WHAT IS REQUIRED →
Find the string "default" in the records and copy each line where it occurs.

DATA FOR THIS EXERCISE →
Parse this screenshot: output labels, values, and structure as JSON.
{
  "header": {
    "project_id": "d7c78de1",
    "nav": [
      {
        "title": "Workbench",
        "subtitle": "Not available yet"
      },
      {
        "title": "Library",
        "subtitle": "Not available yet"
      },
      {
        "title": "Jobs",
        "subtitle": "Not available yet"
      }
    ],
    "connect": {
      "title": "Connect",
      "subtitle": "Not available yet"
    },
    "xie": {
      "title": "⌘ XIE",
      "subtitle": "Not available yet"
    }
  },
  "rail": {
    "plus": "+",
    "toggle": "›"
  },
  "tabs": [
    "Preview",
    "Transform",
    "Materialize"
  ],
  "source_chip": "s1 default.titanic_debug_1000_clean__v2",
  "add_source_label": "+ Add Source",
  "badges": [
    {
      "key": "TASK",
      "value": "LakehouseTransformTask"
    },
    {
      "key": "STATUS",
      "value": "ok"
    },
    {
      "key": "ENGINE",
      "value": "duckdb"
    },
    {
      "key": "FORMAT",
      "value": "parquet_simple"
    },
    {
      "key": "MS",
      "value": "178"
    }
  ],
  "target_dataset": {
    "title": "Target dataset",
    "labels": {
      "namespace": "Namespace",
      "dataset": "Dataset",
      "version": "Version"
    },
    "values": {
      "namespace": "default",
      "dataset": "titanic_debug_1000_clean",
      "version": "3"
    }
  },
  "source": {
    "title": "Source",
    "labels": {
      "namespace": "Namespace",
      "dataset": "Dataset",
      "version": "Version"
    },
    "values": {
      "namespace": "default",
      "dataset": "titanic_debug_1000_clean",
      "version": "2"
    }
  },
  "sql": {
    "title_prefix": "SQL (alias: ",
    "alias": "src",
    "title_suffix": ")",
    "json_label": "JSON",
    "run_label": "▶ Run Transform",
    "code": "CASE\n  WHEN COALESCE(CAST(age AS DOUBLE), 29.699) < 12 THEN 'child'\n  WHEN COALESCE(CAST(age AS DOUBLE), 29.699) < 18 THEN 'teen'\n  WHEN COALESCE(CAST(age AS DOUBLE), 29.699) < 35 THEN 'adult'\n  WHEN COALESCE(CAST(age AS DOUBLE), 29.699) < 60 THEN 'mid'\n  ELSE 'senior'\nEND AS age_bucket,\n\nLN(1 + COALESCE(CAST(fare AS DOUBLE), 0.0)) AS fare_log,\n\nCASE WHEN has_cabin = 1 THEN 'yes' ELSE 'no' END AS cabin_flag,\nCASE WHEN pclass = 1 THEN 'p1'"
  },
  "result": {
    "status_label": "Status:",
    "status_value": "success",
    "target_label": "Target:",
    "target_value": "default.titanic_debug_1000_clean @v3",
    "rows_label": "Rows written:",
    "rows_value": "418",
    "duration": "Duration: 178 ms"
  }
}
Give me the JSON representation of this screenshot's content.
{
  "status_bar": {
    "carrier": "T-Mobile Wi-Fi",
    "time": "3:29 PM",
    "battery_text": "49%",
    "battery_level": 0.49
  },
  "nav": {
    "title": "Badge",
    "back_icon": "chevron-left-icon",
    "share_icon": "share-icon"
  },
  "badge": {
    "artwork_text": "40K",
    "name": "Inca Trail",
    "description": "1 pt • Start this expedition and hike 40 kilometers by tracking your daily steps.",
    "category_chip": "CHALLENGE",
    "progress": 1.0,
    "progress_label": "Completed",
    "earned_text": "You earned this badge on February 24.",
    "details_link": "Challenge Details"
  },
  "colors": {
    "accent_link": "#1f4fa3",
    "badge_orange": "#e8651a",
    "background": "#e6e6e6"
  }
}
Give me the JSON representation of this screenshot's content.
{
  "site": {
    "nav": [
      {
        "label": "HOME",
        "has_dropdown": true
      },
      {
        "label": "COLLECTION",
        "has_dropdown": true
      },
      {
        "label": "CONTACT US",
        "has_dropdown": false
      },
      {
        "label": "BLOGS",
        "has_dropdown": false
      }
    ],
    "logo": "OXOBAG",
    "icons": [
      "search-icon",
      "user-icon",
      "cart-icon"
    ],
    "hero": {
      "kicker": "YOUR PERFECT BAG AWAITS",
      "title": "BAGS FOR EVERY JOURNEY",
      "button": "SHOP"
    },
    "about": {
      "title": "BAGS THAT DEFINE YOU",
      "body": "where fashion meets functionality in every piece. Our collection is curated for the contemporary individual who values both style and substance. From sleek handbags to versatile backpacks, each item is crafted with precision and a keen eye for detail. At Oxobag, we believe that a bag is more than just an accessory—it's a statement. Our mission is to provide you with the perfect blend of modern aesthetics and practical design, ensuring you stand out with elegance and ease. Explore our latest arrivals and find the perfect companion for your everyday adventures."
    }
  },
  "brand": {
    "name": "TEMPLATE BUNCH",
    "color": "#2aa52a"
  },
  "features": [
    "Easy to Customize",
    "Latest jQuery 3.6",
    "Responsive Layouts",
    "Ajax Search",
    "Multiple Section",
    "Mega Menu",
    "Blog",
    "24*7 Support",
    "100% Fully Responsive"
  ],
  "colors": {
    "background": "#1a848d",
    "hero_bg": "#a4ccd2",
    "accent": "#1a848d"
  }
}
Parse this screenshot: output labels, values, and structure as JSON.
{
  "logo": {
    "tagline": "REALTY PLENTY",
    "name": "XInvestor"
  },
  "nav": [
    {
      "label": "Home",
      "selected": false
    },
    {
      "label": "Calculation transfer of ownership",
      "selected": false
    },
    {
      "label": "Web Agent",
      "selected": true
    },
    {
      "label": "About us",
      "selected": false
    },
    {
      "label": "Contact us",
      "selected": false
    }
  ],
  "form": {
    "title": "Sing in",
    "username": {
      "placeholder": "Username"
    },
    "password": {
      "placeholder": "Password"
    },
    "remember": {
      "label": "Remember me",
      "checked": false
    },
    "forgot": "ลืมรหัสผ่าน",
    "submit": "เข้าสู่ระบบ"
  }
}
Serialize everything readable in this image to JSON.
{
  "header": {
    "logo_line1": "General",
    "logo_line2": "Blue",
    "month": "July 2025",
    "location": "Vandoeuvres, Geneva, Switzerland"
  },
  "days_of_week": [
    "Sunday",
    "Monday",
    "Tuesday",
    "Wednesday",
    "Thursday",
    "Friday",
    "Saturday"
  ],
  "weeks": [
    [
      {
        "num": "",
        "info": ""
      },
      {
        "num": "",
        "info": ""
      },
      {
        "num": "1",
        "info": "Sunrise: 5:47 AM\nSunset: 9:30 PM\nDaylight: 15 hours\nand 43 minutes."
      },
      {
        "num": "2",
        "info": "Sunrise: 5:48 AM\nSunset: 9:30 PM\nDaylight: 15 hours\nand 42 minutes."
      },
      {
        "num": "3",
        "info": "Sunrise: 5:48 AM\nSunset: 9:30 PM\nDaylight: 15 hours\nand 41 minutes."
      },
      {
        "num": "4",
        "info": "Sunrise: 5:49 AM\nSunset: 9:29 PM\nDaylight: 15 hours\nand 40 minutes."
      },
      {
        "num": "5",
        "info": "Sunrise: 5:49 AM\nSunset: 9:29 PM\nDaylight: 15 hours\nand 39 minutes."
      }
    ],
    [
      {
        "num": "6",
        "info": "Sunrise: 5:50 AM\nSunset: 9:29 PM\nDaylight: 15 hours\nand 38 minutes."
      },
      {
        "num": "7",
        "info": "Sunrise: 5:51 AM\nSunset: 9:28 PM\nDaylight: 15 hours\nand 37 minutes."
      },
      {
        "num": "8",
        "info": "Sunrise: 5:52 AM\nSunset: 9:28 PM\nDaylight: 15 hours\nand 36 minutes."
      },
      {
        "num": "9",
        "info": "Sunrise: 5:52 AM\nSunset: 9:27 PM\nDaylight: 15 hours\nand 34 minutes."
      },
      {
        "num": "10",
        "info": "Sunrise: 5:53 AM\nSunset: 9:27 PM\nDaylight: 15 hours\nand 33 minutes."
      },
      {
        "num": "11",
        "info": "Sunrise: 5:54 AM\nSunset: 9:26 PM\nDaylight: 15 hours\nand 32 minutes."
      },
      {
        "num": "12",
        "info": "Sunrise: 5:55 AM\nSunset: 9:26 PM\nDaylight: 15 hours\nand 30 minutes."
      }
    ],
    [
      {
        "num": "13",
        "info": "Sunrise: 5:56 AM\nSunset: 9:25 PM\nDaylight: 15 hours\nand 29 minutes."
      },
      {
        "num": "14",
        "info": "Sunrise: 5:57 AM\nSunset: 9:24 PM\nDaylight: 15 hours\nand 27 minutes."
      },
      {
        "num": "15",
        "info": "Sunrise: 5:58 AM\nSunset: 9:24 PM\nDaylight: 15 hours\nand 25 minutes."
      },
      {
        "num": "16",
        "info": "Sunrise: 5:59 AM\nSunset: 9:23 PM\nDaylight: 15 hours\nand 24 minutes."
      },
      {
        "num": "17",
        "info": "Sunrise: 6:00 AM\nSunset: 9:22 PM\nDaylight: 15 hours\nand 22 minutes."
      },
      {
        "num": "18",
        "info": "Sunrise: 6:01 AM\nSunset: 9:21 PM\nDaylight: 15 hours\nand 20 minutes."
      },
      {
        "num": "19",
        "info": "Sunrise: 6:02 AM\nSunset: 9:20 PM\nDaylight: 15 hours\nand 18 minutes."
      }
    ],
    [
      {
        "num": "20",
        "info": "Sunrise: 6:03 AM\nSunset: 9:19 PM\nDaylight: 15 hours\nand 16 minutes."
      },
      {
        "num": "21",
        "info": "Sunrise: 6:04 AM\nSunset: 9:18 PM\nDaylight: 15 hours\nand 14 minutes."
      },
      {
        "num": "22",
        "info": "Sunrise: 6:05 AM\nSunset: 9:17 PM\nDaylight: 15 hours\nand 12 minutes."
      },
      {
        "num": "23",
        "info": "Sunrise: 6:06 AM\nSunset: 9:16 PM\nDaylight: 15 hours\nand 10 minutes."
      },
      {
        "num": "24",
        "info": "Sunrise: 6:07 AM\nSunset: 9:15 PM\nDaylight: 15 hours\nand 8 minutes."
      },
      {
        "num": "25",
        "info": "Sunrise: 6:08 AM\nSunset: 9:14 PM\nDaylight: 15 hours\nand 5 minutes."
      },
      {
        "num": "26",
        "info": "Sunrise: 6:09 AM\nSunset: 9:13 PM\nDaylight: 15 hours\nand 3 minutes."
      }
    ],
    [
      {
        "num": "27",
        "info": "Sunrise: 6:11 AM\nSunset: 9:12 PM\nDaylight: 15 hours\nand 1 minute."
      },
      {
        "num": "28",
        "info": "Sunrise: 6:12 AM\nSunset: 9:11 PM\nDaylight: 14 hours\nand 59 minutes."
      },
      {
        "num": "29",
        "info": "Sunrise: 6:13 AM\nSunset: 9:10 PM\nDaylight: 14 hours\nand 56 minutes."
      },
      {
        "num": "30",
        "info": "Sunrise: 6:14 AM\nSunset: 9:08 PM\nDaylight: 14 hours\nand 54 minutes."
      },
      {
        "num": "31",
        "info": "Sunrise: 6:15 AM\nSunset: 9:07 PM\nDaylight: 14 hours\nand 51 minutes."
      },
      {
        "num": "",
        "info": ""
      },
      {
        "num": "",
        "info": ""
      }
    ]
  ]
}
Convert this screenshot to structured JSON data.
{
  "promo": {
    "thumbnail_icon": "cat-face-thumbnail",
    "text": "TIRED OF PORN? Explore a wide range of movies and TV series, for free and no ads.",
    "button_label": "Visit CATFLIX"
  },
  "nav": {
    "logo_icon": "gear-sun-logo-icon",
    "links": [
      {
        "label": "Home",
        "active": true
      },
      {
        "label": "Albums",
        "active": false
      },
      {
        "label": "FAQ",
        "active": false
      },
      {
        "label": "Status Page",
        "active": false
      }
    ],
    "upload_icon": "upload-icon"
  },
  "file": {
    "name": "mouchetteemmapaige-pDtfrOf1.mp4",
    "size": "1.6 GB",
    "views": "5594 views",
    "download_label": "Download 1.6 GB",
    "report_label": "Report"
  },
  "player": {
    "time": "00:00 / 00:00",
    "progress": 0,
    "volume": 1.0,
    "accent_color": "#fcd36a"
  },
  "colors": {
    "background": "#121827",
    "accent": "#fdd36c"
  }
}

REPLY TO THE TASK →
  "source_chip": "s1 default.titanic_debug_1000_clean__v2",
      "namespace": "default",
      "namespace": "default",
    "target_value": "default.titanic_debug_1000_clean @v3",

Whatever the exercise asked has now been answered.